■ **REQUIREMENT**: All lines containing the string "hiện" must be copied from the entries.

■ **DATA TO USE**:
+ + + +

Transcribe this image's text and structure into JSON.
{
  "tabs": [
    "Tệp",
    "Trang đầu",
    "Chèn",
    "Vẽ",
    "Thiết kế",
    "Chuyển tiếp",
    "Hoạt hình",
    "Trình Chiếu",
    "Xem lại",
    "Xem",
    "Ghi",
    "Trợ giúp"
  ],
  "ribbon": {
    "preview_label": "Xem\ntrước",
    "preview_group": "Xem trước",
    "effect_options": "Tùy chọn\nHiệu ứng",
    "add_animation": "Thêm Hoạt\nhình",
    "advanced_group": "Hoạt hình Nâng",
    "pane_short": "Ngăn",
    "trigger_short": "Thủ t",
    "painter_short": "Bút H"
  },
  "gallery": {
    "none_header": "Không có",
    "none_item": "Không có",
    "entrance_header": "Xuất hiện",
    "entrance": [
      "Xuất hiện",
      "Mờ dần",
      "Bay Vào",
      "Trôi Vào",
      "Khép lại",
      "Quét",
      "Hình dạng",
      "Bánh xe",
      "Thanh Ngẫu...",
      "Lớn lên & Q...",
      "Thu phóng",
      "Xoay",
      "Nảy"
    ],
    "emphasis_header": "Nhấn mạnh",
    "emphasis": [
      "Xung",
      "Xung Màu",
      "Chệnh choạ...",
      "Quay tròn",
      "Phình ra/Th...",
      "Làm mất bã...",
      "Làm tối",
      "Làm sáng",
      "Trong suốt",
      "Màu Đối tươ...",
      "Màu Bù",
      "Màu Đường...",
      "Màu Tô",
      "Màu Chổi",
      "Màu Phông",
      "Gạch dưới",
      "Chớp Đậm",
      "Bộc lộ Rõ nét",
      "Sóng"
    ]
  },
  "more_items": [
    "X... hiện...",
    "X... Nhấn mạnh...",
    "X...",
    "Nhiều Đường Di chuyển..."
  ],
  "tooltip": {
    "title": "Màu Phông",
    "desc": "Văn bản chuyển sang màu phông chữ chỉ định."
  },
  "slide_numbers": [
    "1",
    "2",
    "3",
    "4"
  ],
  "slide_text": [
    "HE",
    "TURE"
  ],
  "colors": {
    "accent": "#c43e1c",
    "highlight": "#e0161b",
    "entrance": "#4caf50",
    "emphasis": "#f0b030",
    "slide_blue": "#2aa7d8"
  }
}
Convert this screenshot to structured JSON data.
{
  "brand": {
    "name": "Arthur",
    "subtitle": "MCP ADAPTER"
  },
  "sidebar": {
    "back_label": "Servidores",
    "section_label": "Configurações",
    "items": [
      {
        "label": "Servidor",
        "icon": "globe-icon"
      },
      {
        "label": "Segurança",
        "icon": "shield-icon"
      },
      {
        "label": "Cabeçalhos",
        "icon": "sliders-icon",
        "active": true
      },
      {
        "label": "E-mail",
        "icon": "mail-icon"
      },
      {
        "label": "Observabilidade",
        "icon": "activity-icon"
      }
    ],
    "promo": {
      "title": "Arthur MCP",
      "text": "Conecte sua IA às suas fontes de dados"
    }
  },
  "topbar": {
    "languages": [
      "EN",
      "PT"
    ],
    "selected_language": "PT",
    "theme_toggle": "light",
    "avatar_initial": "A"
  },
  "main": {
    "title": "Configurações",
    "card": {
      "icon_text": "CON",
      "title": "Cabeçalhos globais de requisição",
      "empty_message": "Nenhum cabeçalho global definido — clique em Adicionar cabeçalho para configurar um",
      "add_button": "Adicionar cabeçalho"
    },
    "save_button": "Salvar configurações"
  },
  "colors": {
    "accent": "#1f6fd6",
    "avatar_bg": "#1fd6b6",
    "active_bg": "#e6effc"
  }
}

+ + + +

■ **SOLVED PROBLEM**:
    "entrance_header": "Xuất hiện",
      "Xuất hiện",
    "X... hiện...",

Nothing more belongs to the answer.